Public relations disasters happen when people try to cover up their mistakes, trivialise an issue or downright lie. Often getting things right is just a matter of having a plan and fronting up as honestly and openly as you can.
Here’s some tips to keep you on track:
Own your mistakes: Often people think that public relations is about covering up the truth. It’s not. It’s about managing information. If an issue arises because of a mistake or error by you or anyone in your institution, whether intentional or not, you must own it. Never try to downplay or get around it. It will make things much worse in the long run. If you were wrong, admit it, say sorry, say what you’re doing to fix it or ensure it doesn’t happen again, and move on. Simple as that.
Focus on what’s in your control: The media will get things wrong, all the time, and they’ll spin a story around and around and make you feel like you’re in a washing machine. Don’t get sucked in. Don’t let it get you down. Sure, if the media get their facts wrong, correct them, but understand that the damage is done. Move on. Focus your efforts on where you have control - your website, your social media channels, your direct links (email, newsletters, face-to-face etc) to students, parents, staff and other key stakeholders - use the channels in your control to get the facts right and communicate with those who matter most.
Control your emotions: Sometimes an issue can make you feel like you’re under a personal attack, and you might be. Facts get skewed, stories get blown out of proportion, tempers may flare - but don’t let yours. It’s vital that you remain cool and calm. Don’t take anything personally, and don’t get emotional. Always stick to the facts and never rise to, or get sucked into any hype. If an issue is particularly taxing, make sure you take care of yourself and get support.
Remember it’s important to someone, even if that someone isn’t you: Some issues may be annoying. You might have someone with an issue you think is picky or that isn’t true. Whatever the case, never trivialise or marginalise a problem or complaint. If it’s important to someone, then it should be important to you. It may be tempting to ignore an issue, particularly if you know you’re in the right. Never do this. You won’t want to exaggerate an issue, but you also don’t want to come across as flippant or uncaring. Deal with things in a measured way, with respect and understanding.
Remember that prevention is better than cure
Although you’ll never be able to account for things going wrong, preparation is key. Develop a crisis management plan to ensure you are prepared for the next time things don’t go according to plan.
- Have processes, roles and responsibilities in place before an issue hits

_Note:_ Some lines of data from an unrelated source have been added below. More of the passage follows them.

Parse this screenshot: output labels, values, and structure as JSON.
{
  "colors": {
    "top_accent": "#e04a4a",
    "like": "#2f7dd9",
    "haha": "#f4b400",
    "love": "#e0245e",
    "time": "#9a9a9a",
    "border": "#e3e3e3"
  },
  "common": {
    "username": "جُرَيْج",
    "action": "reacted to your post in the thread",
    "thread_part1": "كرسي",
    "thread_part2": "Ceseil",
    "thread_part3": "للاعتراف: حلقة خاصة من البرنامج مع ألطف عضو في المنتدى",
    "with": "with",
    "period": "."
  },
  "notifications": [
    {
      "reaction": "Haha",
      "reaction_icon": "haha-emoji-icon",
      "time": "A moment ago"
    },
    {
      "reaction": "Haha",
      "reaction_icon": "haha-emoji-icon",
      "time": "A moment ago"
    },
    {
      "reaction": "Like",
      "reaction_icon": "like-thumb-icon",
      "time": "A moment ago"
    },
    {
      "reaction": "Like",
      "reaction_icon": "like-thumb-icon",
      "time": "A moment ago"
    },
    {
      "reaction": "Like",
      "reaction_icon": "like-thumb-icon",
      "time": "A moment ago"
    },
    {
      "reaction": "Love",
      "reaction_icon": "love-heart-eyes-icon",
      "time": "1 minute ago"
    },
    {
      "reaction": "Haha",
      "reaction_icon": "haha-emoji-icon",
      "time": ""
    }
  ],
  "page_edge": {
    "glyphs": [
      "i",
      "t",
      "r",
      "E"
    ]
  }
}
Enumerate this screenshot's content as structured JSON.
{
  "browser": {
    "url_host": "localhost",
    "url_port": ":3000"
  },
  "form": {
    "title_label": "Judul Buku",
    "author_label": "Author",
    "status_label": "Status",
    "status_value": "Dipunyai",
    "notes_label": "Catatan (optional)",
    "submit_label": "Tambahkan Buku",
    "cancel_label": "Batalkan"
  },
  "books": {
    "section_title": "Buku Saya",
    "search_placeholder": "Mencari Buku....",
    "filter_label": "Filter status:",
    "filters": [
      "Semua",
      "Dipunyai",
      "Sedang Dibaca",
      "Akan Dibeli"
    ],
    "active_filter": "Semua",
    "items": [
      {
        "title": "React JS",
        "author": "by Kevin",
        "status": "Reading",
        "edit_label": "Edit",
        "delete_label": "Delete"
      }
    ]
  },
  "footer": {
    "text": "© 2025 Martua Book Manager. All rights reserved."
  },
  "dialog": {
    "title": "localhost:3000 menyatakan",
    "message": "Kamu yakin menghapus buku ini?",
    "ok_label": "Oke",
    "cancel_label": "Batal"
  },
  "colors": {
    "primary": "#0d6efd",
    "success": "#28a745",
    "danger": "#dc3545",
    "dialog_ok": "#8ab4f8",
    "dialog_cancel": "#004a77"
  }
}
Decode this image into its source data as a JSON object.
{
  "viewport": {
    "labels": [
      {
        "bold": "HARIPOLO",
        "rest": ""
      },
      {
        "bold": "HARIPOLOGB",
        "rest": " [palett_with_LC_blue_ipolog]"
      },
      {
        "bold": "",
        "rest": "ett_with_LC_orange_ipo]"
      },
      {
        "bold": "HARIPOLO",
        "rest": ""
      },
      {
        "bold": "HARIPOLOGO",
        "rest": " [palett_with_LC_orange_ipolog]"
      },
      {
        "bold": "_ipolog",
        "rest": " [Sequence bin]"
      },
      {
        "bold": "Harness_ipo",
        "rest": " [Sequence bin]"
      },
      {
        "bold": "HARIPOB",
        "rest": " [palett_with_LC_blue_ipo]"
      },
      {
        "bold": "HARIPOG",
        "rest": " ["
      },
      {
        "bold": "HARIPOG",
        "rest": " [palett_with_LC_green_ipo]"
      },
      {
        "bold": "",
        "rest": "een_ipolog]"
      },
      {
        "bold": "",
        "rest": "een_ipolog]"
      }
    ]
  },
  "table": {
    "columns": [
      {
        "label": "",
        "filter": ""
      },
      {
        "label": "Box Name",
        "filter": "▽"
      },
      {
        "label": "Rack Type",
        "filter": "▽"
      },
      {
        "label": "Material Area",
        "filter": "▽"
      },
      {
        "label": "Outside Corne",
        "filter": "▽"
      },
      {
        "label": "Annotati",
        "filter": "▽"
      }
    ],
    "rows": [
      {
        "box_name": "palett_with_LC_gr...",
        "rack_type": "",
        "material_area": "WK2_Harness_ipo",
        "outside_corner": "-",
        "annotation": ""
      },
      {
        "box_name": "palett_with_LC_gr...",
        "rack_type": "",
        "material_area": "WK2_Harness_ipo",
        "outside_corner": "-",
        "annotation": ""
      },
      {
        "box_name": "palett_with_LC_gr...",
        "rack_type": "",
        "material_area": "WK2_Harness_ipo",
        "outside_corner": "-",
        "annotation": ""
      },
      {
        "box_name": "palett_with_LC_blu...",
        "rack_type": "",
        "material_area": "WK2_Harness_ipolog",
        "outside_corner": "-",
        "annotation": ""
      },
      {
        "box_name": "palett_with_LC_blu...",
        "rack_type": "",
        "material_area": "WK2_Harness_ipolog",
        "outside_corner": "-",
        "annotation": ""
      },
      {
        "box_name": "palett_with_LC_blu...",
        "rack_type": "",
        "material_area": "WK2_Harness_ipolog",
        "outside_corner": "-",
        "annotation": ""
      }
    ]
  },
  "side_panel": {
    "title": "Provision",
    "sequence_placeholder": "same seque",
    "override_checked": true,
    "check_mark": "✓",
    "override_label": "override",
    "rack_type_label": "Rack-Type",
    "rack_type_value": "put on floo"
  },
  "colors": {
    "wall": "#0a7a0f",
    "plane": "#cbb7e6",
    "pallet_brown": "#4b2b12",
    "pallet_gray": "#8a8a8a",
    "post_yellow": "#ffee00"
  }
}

- Never do nothing
- Get a plan and jump into action
- Decide whether to handle on your own, or bring in help
- Remember: own your mistakes, focus on what’s in your control, and handle your emotions